“The workers had lit a bonfire and were sitting together when a drone targeted them,” tribal elder Malik Rahat Gul told Reuters by telephone from Wazir Tangi.
Afghanistan’s defence ministry and a senior US official in Kabul confirmed the drone strike, but did not share details of civilian casualties.
“US forces conducted a drone strike against Da’esh [Isis] terrorists in Nangarhar,” said Col Sonny Leggett, a spokesman for US forces in Afghanistan. “We are aware of allegations of the death of non-combatants and are working with local officials to determine the facts.”
About 14,000 US troops are in Afghanistan, training and advising Afghan security forces and conducting counter-insurgency operations against Isis and the Taliban movement.
Haidar Khan, who owns the pine nut fields, said about 150 workers were there for harvesting, with some still missing as well as the confirmed dead and injured.

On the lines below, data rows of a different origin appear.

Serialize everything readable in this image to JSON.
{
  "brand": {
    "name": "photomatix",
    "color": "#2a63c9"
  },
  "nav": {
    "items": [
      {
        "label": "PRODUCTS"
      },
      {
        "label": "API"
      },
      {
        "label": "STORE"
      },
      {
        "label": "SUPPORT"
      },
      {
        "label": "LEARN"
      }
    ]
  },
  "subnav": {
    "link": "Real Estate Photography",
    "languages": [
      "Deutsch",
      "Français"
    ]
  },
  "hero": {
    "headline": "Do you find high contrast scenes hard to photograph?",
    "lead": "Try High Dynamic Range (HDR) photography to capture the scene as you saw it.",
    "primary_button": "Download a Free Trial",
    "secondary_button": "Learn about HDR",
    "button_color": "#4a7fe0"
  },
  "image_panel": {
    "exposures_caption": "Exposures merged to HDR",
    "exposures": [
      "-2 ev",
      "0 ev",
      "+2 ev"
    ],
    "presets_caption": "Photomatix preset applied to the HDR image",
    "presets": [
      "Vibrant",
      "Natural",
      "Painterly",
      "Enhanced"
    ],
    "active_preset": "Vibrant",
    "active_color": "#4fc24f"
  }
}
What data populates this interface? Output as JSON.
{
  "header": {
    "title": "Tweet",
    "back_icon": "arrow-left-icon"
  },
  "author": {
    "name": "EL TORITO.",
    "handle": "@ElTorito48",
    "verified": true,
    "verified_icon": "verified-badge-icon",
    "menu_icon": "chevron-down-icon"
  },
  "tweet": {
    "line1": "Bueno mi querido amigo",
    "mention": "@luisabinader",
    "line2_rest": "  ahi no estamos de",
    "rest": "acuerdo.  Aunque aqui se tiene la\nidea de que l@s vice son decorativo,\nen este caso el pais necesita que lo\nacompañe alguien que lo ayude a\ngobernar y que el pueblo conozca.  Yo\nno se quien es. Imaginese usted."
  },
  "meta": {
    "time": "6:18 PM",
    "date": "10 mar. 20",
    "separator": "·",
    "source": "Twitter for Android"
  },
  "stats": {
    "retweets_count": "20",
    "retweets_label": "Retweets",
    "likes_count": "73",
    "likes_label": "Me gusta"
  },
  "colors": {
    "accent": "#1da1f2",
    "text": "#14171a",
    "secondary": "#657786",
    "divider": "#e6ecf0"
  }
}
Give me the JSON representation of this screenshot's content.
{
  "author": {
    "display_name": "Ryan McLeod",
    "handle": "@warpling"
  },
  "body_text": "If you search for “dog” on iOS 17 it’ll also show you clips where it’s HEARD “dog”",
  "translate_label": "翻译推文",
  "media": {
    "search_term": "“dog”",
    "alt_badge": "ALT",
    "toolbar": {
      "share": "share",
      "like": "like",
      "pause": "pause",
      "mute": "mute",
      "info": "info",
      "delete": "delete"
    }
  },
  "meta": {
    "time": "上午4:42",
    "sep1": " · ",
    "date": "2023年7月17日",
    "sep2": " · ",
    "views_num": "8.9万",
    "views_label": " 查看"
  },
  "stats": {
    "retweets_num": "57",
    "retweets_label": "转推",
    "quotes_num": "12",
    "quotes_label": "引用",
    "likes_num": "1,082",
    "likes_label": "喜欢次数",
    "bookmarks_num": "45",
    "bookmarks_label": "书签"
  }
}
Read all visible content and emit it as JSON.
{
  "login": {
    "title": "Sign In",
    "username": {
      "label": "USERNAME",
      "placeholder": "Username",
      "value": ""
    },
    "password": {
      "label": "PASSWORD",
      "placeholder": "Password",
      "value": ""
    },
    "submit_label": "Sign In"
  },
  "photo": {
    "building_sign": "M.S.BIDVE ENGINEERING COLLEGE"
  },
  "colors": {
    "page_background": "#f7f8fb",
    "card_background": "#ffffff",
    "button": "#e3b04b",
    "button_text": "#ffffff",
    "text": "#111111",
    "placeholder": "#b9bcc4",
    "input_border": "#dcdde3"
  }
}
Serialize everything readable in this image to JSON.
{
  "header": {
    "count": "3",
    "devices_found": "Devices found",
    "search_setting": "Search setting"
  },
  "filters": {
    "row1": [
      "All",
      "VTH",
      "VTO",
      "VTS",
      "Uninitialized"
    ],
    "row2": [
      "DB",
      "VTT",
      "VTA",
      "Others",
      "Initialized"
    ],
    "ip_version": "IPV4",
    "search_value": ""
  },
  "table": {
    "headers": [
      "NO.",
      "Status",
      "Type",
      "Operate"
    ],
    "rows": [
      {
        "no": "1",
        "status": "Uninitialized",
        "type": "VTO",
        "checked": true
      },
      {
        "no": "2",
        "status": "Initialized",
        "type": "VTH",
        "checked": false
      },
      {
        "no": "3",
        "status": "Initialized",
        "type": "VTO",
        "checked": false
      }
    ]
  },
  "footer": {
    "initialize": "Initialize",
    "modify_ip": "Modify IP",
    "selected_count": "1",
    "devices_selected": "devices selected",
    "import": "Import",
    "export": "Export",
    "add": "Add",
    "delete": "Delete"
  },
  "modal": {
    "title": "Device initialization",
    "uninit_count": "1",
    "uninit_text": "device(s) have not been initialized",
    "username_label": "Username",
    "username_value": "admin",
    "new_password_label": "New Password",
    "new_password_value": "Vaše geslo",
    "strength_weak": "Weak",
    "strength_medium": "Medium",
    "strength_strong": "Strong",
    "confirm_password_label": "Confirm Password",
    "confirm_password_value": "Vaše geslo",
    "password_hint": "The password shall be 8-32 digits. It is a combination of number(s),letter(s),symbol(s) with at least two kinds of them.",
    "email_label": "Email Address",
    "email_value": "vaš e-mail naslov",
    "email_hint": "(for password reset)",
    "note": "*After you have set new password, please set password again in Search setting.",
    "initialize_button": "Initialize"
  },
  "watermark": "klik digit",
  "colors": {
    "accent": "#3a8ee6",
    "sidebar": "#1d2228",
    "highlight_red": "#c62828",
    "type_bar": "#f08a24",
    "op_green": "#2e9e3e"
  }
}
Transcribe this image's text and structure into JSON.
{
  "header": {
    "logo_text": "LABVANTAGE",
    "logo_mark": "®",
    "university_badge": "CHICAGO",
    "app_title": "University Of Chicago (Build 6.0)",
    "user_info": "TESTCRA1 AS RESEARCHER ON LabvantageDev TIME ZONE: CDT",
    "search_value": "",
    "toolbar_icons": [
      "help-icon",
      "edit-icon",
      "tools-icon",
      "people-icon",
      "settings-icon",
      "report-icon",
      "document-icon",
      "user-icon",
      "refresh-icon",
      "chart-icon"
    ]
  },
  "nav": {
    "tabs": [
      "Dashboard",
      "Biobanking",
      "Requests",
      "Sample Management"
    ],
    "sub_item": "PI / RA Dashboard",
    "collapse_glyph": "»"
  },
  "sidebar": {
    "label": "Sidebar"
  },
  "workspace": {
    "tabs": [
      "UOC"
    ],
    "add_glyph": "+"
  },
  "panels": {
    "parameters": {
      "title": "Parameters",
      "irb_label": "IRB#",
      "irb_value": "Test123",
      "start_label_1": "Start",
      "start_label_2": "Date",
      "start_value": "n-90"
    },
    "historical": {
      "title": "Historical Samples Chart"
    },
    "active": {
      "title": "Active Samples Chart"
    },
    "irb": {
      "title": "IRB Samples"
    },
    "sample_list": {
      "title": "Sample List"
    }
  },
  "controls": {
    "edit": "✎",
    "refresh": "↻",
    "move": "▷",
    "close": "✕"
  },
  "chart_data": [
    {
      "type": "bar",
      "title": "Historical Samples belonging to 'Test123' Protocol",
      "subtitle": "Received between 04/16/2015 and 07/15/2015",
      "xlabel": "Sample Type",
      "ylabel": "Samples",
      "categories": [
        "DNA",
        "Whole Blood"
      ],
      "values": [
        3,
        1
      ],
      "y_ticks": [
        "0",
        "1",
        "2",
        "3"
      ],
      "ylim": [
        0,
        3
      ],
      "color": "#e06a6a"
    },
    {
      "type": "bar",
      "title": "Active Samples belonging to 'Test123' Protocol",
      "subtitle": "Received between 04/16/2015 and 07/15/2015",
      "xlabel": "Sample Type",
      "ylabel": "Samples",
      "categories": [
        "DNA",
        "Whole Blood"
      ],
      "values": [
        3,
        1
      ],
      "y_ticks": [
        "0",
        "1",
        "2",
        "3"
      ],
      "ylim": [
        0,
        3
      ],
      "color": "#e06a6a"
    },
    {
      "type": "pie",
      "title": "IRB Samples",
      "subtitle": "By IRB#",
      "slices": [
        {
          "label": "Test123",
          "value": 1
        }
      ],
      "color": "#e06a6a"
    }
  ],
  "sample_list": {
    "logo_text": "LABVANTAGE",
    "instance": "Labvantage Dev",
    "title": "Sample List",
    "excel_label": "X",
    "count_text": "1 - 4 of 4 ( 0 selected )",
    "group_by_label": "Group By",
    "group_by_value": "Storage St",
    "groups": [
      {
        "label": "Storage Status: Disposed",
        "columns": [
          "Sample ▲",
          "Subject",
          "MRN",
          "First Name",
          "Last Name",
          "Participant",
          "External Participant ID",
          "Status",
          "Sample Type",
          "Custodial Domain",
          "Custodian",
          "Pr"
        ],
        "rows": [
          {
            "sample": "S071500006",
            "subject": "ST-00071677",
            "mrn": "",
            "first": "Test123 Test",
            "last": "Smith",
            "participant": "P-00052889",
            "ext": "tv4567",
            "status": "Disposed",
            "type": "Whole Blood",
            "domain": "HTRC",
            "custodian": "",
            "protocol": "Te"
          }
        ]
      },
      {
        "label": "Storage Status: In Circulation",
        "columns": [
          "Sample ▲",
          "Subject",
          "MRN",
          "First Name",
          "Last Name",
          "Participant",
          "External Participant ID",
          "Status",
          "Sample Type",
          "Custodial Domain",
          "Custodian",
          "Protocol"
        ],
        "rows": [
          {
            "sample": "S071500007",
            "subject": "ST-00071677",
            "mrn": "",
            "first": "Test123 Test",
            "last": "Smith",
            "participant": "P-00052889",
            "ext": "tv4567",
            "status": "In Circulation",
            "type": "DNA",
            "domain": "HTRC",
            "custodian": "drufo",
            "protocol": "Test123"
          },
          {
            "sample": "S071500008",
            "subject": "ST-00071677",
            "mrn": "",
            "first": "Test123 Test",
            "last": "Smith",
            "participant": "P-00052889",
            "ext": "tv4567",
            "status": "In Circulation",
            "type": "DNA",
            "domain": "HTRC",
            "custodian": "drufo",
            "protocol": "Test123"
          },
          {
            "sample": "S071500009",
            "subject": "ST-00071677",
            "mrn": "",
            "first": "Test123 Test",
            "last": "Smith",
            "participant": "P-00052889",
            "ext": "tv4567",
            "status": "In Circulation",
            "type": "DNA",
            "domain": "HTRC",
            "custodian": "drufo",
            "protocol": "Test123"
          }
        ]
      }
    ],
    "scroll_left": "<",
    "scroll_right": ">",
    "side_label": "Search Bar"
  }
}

A survivor of the drone strike said about 200 labourers were sleeping in five tents pitched near the farm when the attack happened.
“Some of us managed to escape, some were injured but many were killed,” said Juma Gul, a resident of north-eastern Kunar province who had travelled along with labourers to harvest and shell pine nuts this week.
Angry residents of Nangarhar province demanded an apology and monetary compensation from the US government.
“Such mistakes cannot be justified. American forces must realise [they] will never win the war by killing innocent civilians,” said Javed Mansur, who lives in Jalalabad city.
Isis fighters first appeared in Afghanistan in 2014 and have since made inroads in the east and north where they are battling the government, US forces and the Taliban.
The exact number of Isis fighters is difficult to calculate because they frequently switch allegiances, but the US military estimates there are about 2,000.
There has been no let-up in assaults by Taliban and Isis as Afghanistan prepares for a presidential election this month.
In a separate incident, at least 20 people died in a suicide truck bomb attack on Thursday carried out by the Taliban in the southern province of Zabul.
Hundreds of civilians have been killed in fighting across Afghanistan after the collapse of US-Taliban peace talks this month. The Taliban has warned Donald Trump will regret his decision to abruptly call off talks that could have led to a political settlement to end the 18-year-old war.
The United Nations says nearly 4,000 civilians were killed or wounded in the first half of the year. That included a big increase in casualties inflicted by government and US-led foreign forces.